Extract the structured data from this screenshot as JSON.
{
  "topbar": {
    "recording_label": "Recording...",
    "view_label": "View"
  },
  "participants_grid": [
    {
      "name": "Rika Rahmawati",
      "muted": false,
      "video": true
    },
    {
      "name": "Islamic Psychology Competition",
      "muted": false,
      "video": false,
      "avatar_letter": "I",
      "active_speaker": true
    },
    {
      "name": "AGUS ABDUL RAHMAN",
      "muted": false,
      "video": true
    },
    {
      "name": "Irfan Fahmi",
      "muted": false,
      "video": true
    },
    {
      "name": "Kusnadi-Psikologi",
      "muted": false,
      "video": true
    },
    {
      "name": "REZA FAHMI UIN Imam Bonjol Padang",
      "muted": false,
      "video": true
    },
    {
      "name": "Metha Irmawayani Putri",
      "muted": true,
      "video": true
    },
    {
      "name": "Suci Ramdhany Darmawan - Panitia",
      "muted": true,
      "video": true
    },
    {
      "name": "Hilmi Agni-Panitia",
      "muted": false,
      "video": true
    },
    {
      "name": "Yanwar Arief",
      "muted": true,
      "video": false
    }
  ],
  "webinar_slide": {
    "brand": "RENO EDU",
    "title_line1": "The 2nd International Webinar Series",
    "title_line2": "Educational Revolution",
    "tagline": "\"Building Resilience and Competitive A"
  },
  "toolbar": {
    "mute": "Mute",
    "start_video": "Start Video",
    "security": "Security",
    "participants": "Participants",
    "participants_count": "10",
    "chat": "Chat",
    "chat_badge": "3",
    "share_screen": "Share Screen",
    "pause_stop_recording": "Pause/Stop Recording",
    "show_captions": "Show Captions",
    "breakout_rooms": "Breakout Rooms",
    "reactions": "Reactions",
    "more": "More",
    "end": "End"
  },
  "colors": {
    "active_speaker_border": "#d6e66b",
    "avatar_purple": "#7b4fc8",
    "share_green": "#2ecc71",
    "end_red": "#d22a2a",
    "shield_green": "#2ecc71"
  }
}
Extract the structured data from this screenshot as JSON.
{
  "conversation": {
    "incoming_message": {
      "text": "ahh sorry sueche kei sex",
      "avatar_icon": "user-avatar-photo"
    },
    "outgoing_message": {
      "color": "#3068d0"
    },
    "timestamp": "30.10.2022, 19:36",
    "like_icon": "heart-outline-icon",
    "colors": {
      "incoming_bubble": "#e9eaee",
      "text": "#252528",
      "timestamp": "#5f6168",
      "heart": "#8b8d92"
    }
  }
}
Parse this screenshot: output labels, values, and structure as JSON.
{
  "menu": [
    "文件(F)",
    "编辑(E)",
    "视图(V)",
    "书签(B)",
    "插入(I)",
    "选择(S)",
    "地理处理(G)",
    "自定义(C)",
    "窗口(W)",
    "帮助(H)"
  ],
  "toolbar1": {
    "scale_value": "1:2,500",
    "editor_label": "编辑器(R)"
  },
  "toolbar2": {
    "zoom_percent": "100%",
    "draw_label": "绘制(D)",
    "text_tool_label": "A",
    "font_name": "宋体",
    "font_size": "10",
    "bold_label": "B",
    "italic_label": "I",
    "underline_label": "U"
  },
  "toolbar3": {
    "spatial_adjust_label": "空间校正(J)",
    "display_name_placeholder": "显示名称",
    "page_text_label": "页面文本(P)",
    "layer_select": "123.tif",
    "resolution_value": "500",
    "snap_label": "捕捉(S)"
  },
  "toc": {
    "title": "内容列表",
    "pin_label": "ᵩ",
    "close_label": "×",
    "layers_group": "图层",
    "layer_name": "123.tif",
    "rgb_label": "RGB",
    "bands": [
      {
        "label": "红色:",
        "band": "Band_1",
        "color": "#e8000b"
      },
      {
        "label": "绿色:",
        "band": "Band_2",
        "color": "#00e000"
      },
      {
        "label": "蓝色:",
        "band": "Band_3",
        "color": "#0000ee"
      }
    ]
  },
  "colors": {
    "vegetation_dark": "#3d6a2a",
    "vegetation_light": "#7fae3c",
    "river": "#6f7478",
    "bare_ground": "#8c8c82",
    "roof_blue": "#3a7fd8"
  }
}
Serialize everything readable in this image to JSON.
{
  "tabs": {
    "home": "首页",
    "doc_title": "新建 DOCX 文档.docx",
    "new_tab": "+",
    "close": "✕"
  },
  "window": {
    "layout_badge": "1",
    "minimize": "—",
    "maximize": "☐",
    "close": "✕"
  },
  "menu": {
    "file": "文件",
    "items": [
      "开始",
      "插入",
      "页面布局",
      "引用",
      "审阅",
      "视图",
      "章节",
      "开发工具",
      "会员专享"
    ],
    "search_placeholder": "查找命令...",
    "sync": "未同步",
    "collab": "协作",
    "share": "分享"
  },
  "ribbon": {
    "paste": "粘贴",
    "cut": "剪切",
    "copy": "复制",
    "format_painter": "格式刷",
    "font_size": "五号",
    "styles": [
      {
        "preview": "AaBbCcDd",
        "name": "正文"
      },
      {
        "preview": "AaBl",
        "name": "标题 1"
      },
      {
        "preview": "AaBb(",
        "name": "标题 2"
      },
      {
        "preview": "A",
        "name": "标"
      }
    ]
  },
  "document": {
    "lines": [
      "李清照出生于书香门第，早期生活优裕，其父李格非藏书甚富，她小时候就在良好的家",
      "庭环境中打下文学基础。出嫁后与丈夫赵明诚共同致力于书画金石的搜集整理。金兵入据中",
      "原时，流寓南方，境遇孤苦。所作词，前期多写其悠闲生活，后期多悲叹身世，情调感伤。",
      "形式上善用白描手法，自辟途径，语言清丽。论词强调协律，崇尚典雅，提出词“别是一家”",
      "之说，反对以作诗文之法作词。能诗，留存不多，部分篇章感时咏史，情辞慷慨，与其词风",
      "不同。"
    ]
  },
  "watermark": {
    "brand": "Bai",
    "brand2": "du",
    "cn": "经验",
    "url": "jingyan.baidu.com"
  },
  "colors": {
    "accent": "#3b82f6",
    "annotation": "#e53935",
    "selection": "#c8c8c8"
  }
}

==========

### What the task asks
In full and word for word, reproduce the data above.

### Response below
Extract the structured data from this screenshot as JSON.
{
  "topbar": {
    "recording_label": "Recording...",
    "view_label": "View"
  },
  "participants_grid": [
    {
      "name": "Rika Rahmawati",
      "muted": false,
      "video": true
    },
    {
      "name": "Islamic Psychology Competition",
      "muted": false,
      "video": false,
      "avatar_letter": "I",
      "active_speaker": true
    },
    {
      "name": "AGUS ABDUL RAHMAN",
      "muted": false,
      "video": true
    },
    {
      "name": "Irfan Fahmi",
      "muted": false,
      "video": true
    },
    {
      "name": "Kusnadi-Psikologi",
      "muted": false,
      "video": true
    },
    {
      "name": "REZA FAHMI UIN Imam Bonjol Padang",
      "muted": false,
      "video": true
    },
    {
      "name": "Metha Irmawayani Putri",
      "muted": true,
      "video": true
    },
    {
      "name": "Suci Ramdhany Darmawan - Panitia",
      "muted": true,
      "video": true
    },
    {
      "name": "Hilmi Agni-Panitia",
      "muted": false,
      "video": true
    },
    {
      "name": "Yanwar Arief",
      "muted": true,
      "video": false
    }
  ],
  "webinar_slide": {
    "brand": "RENO EDU",
    "title_line1": "The 2nd International Webinar Series",
    "title_line2": "Educational Revolution",
    "tagline": "\"Building Resilience and Competitive A"
  },
  "toolbar": {
    "mute": "Mute",
    "start_video": "Start Video",
    "security": "Security",
    "participants": "Participants",
    "participants_count": "10",
    "chat": "Chat",
    "chat_badge": "3",
    "share_screen": "Share Screen",
    "pause_stop_recording": "Pause/Stop Recording",
    "show_captions": "Show Captions",
    "breakout_rooms": "Breakout Rooms",
    "reactions": "Reactions",
    "more": "More",
    "end": "End"
  },
  "colors": {
    "active_speaker_border": "#d6e66b",
    "avatar_purple": "#7b4fc8",
    "share_green": "#2ecc71",
    "end_red": "#d22a2a",
    "shield_green": "#2ecc71"
  }
}
Extract the structured data from this screenshot as JSON.
{
  "conversation": {
    "incoming_message": {
      "text": "ahh sorry sueche kei sex",
      "avatar_icon": "user-avatar-photo"
    },
    "outgoing_message": {
      "color": "#3068d0"
    },
    "timestamp": "30.10.2022, 19:36",
    "like_icon": "heart-outline-icon",
    "colors": {
      "incoming_bubble": "#e9eaee",
      "text": "#252528",
      "timestamp": "#5f6168",
      "heart": "#8b8d92"
    }
  }
}
Parse this screenshot: output labels, values, and structure as JSON.
{
  "menu": [
    "文件(F)",
    "编辑(E)",
    "视图(V)",
    "书签(B)",
    "插入(I)",
    "选择(S)",
    "地理处理(G)",
    "自定义(C)",
    "窗口(W)",
    "帮助(H)"
  ],
  "toolbar1": {
    "scale_value": "1:2,500",
    "editor_label": "编辑器(R)"
  },
  "toolbar2": {
    "zoom_percent": "100%",
    "draw_label": "绘制(D)",
    "text_tool_label": "A",
    "font_name": "宋体",
    "font_size": "10",
    "bold_label": "B",
    "italic_label": "I",
    "underline_label": "U"
  },
  "toolbar3": {
    "spatial_adjust_label": "空间校正(J)",
    "display_name_placeholder": "显示名称",
    "page_text_label": "页面文本(P)",
    "layer_select": "123.tif",
    "resolution_value": "500",
    "snap_label": "捕捉(S)"
  },
  "toc": {
    "title": "内容列表",
    "pin_label": "ᵩ",
    "close_label": "×",
    "layers_group": "图层",
    "layer_name": "123.tif",
    "rgb_label": "RGB",
    "bands": [
      {
        "label": "红色:",
        "band": "Band_1",
        "color": "#e8000b"
      },
      {
        "label": "绿色:",
        "band": "Band_2",
        "color": "#00e000"
      },
      {
        "label": "蓝色:",
        "band": "Band_3",
        "color": "#0000ee"
      }
    ]
  },
  "colors": {
    "vegetation_dark": "#3d6a2a",
    "vegetation_light": "#7fae3c",
    "river": "#6f7478",
    "bare_ground": "#8c8c82",
    "roof_blue": "#3a7fd8"
  }
}
Serialize everything readable in this image to JSON.
{
  "tabs": {
    "home": "首页",
    "doc_title": "新建 DOCX 文档.docx",
    "new_tab": "+",
    "close": "✕"
  },
  "window": {
    "layout_badge": "1",
    "minimize": "—",
    "maximize": "☐",
    "close": "✕"
  },
  "menu": {
    "file": "文件",
    "items": [
      "开始",
      "插入",
      "页面布局",
      "引用",
      "审阅",
      "视图",
      "章节",
      "开发工具",
      "会员专享"
    ],
    "search_placeholder": "查找命令...",
    "sync": "未同步",
    "collab": "协作",
    "share": "分享"
  },
  "ribbon": {
    "paste": "粘贴",
    "cut": "剪切",
    "copy": "复制",
    "format_painter": "格式刷",
    "font_size": "五号",
    "styles": [
      {
        "preview": "AaBbCcDd",
        "name": "正文"
      },
      {
        "preview": "AaBl",
        "name": "标题 1"
      },
      {
        "preview": "AaBb(",
        "name": "标题 2"
      },
      {
        "preview": "A",
        "name": "标"
      }
    ]
  },
  "document": {
    "lines": [
      "李清照出生于书香门第，早期生活优裕，其父李格非藏书甚富，她小时候就在良好的家",
      "庭环境中打下文学基础。出嫁后与丈夫赵明诚共同致力于书画金石的搜集整理。金兵入据中",
      "原时，流寓南方，境遇孤苦。所作词，前期多写其悠闲生活，后期多悲叹身世，情调感伤。",
      "形式上善用白描手法，自辟途径，语言清丽。论词强调协律，崇尚典雅，提出词“别是一家”",
      "之说，反对以作诗文之法作词。能诗，留存不多，部分篇章感时咏史，情辞慷慨，与其词风",
      "不同。"
    ]
  },
  "watermark": {
    "brand": "Bai",
    "brand2": "du",
    "cn": "经验",
    "url": "jingyan.baidu.com"
  },
  "colors": {
    "accent": "#3b82f6",
    "annotation": "#e53935",
    "selection": "#c8c8c8"
  }
}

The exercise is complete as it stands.